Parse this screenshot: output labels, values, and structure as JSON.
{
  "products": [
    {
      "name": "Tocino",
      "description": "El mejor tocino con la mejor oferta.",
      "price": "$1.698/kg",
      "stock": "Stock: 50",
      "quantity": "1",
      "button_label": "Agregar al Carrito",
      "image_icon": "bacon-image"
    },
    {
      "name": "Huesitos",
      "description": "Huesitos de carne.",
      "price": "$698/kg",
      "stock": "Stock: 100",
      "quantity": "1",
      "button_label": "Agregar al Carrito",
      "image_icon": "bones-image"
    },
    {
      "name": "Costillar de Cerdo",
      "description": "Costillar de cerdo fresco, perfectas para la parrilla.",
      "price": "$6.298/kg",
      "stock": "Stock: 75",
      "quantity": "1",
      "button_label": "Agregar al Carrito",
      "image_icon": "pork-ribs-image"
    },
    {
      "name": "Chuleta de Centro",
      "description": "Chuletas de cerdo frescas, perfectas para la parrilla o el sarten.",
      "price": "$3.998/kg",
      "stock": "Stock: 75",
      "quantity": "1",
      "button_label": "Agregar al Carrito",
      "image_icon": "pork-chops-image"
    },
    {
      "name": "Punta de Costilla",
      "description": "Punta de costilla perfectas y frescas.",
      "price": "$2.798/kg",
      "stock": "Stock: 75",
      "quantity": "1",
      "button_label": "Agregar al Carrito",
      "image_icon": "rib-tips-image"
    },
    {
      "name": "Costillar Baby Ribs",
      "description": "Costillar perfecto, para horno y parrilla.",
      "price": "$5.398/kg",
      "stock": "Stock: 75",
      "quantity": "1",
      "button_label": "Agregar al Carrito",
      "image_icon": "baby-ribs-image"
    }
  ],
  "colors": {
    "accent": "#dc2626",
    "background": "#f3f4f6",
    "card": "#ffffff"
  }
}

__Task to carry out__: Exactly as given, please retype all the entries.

__Exercise response__:
Parse this screenshot: output labels, values, and structure as JSON.
{
  "products": [
    {
      "name": "Tocino",
      "description": "El mejor tocino con la mejor oferta.",
      "price": "$1.698/kg",
      "stock": "Stock: 50",
      "quantity": "1",
      "button_label": "Agregar al Carrito",
      "image_icon": "bacon-image"
    },
    {
      "name": "Huesitos",
      "description": "Huesitos de carne.",
      "price": "$698/kg",
      "stock": "Stock: 100",
      "quantity": "1",
      "button_label": "Agregar al Carrito",
      "image_icon": "bones-image"
    },
    {
      "name": "Costillar de Cerdo",
      "description": "Costillar de cerdo fresco, perfectas para la parrilla.",
      "price": "$6.298/kg",
      "stock": "Stock: 75",
      "quantity": "1",
      "button_label": "Agregar al Carrito",
      "image_icon": "pork-ribs-image"
    },
    {
      "name": "Chuleta de Centro",
      "description": "Chuletas de cerdo frescas, perfectas para la parrilla o el sarten.",
      "price": "$3.998/kg",
      "stock": "Stock: 75",
      "quantity": "1",
      "button_label": "Agregar al Carrito",
      "image_icon": "pork-chops-image"
    },
    {
      "name": "Punta de Costilla",
      "description": "Punta de costilla perfectas y frescas.",
      "price": "$2.798/kg",
      "stock": "Stock: 75",
      "quantity": "1",
      "button_label": "Agregar al Carrito",
      "image_icon": "rib-tips-image"
    },
    {
      "name": "Costillar Baby Ribs",
      "description": "Costillar perfecto, para horno y parrilla.",
      "price": "$5.398/kg",
      "stock": "Stock: 75",
      "quantity": "1",
      "button_label": "Agregar al Carrito",
      "image_icon": "baby-ribs-image"
    }
  ],
  "colors": {
    "accent": "#dc2626",
    "background": "#f3f4f6",
    "card": "#ffffff"
  }
}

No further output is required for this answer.